When the Life-Saving Safety Device Hits the Road: A Quick Look at Tire Defects | LE
“So much is riding on” something that can often be defective.
Our firm has held some of the world’s largest manufacturers of autos responsible for defective seats. Here’s a brief look at how.
L&E is accepting hernia mesh cases across the country.
Recent studies have continued to link exposure to Roundup to dangerous illnesses for consumers across the country. Read this blog post to learn more.
This blog post by attorney Michael Serra looks at rear seat alarm systems, and recent examples about how when manufacturers don’t avail themselves of the latest technology and consumers pay the price.
There’s a Fisher-Price infant sleeper that is very popular. It also might be very dangerous.
Seatbelts are arguably one of the easiest safety devices that we can use in today’s cars; this video produced by Rome Reports is still one of the best ones that address the issue.
This week, two major automakers recalled nearly 2.7 million vehicles equipped with the deadly airbags, adding to what was already the largest automotive recall in U.S. history.
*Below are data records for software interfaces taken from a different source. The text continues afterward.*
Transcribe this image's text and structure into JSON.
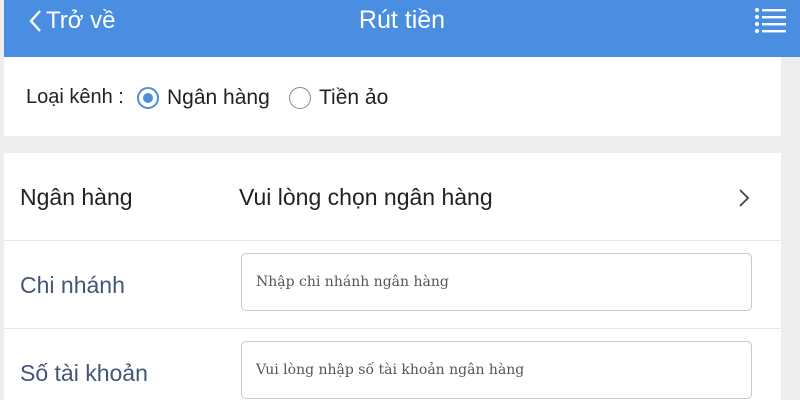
{
  "header": {
    "back_label": "Trở về",
    "title": "Rút tiền",
    "background": "#4a8ee2"
  },
  "channel": {
    "label": "Loại kênh :",
    "options": [
      {
        "label": "Ngân hàng",
        "selected": true
      },
      {
        "label": "Tiền ảo",
        "selected": false
      }
    ]
  },
  "form": {
    "bank": {
      "label": "Ngân hàng",
      "value": "Vui lòng chọn ngân hàng"
    },
    "branch": {
      "label": "Chi nhánh",
      "placeholder": "Nhập chi nhánh ngân hàng"
    },
    "account": {
      "label": "Số tài khoản",
      "placeholder": "Vui lòng nhập số tài khoản ngân hàng"
    }
  },
  "icons": [
    "chevron-left-icon",
    "list-menu-icon",
    "chevron-right-icon"
  ]
}
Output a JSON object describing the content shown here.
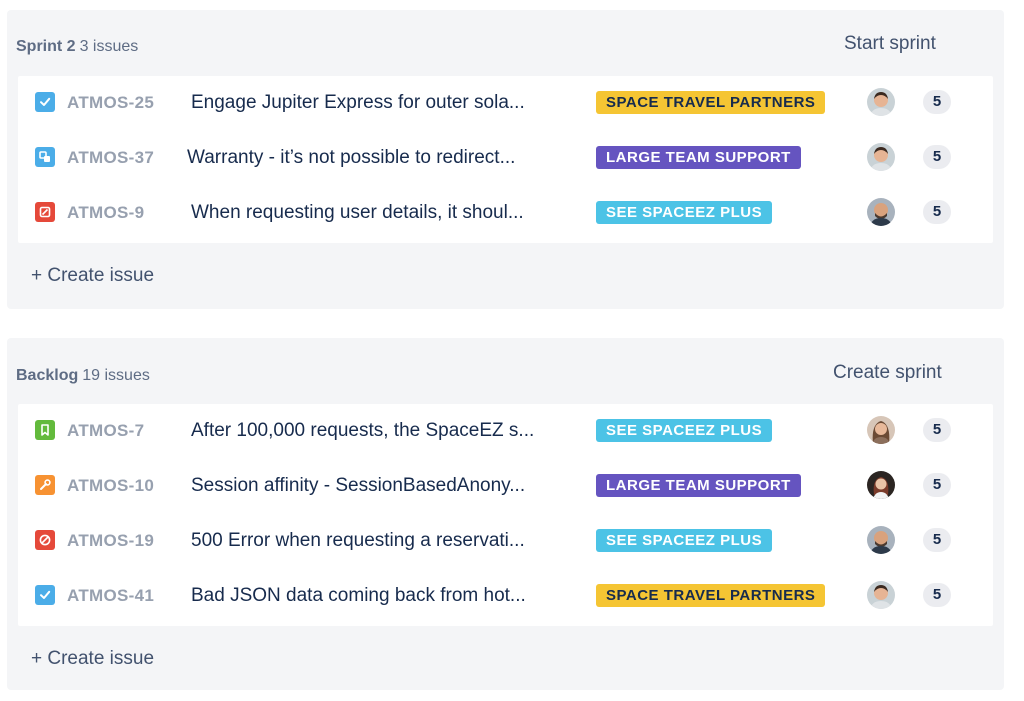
{
  "colors": {
    "section_bg": "#f4f5f7",
    "yellow_epic": "#f5c533",
    "purple_epic": "#6554c0",
    "teal_epic": "#4cc3e6",
    "story_green": "#63ba3c",
    "task_blue": "#4bade8",
    "bug_red": "#e5493a",
    "improvement_orange": "#f79232"
  },
  "sprint": {
    "name": "Sprint 2",
    "count_label": "3 issues",
    "action_label": "Start sprint",
    "create_label": "+ Create issue",
    "issues": [
      {
        "type_icon": "checkbox-task-icon",
        "key": "ATMOS-25",
        "summary": "Engage Jupiter Express for outer sola...",
        "epic": "SPACE TRAVEL PARTNERS",
        "points": "5"
      },
      {
        "type_icon": "subtask-icon",
        "key": "ATMOS-37",
        "summary": "Warranty - it’s not possible to redirect...",
        "epic": "LARGE TEAM SUPPORT",
        "points": "5"
      },
      {
        "type_icon": "bug-icon",
        "key": "ATMOS-9",
        "summary": "When requesting user details, it shoul...",
        "epic": "SEE SPACEEZ PLUS",
        "points": "5"
      }
    ]
  },
  "backlog": {
    "name": "Backlog",
    "count_label": "19 issues",
    "action_label": "Create sprint",
    "create_label": "+ Create issue",
    "issues": [
      {
        "type_icon": "story-bookmark-icon",
        "key": "ATMOS-7",
        "summary": "After 100,000 requests, the SpaceEZ s...",
        "epic": "SEE SPACEEZ PLUS",
        "points": "5"
      },
      {
        "type_icon": "wrench-improvement-icon",
        "key": "ATMOS-10",
        "summary": "Session affinity - SessionBasedAnony...",
        "epic": "LARGE TEAM SUPPORT",
        "points": "5"
      },
      {
        "type_icon": "blocker-icon",
        "key": "ATMOS-19",
        "summary": "500 Error when requesting a reservati...",
        "epic": "SEE SPACEEZ PLUS",
        "points": "5"
      },
      {
        "type_icon": "checkbox-task-icon",
        "key": "ATMOS-41",
        "summary": "Bad JSON data coming back from hot...",
        "epic": "SPACE TRAVEL PARTNERS",
        "points": "5"
      }
    ]
  }
}
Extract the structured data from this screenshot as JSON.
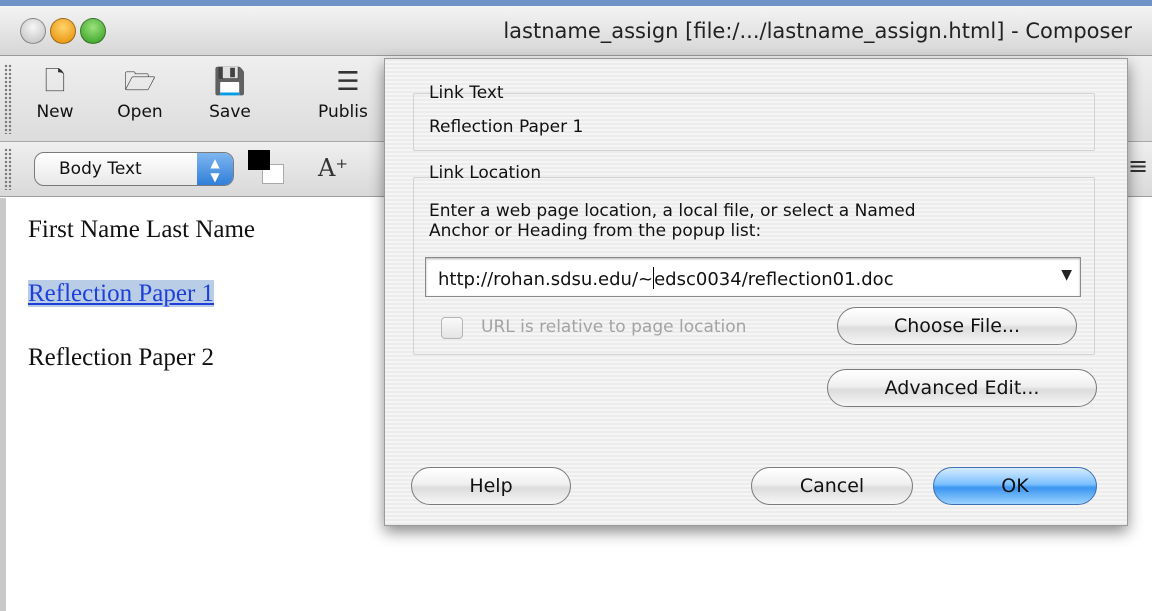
{
  "window": {
    "title": "lastname_assign [file:/.../lastname_assign.html] - Composer"
  },
  "toolbar": {
    "buttons": [
      {
        "label": "New",
        "icon": "new-page-icon"
      },
      {
        "label": "Open",
        "icon": "open-folder-icon"
      },
      {
        "label": "Save",
        "icon": "save-disk-icon"
      },
      {
        "label": "Publis",
        "icon": "publish-icon"
      }
    ],
    "paragraph_format": "Body Text"
  },
  "document": {
    "lines": [
      {
        "text": "First Name   Last Name",
        "is_link": false
      },
      {
        "text": "Reflection Paper 1",
        "is_link": true
      },
      {
        "text": "Reflection Paper 2",
        "is_link": false
      }
    ]
  },
  "dialog": {
    "link_text_group": "Link Text",
    "link_text_value": "Reflection Paper 1",
    "link_location_group": "Link Location",
    "instructions_line1": "Enter a web page location, a local file, or select a Named",
    "instructions_line2": "Anchor or Heading from the popup list:",
    "url_before_caret": "http://rohan.sdsu.edu/~",
    "url_after_caret": "edsc0034/reflection01.doc",
    "relative_checkbox_label": "URL is relative to page location",
    "relative_checked": false,
    "choose_file_label": "Choose File...",
    "advanced_edit_label": "Advanced Edit...",
    "help_label": "Help",
    "cancel_label": "Cancel",
    "ok_label": "OK"
  },
  "colors": {
    "link": "#1f3fd9",
    "link_highlight": "#b9cde6",
    "default_button": "#3b96f0"
  }
}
In most instances, an aftermarket modification is not completed properly. Common acts of negligence include failing to comply with safety standards (which are often not required in the case of aftermarket vehicles to the same extent that they are in “original equipment” vehicles), inadequate quality testing and other poor service practices.
A deadly limousine crash in New York has again highlighted something I have been fighting for years – the complete lack of oversight and regulation of the limousine and “modified vehicle” industry. There has been a deadly limousine crash in the United States every year since 2000.
Defective guardrails installed on U.S. roadways are maiming and killing motorists. While the defects are well-established, the story behind them tells a much darker tale of deceit and corporate misconduct.
After two decades of increasing injuries and deaths from carbon monoxide poisoning caused by keyless-ignition vehicles, The New York Times has published an article that examines the risks of keyless cars and automakers’ failure to act.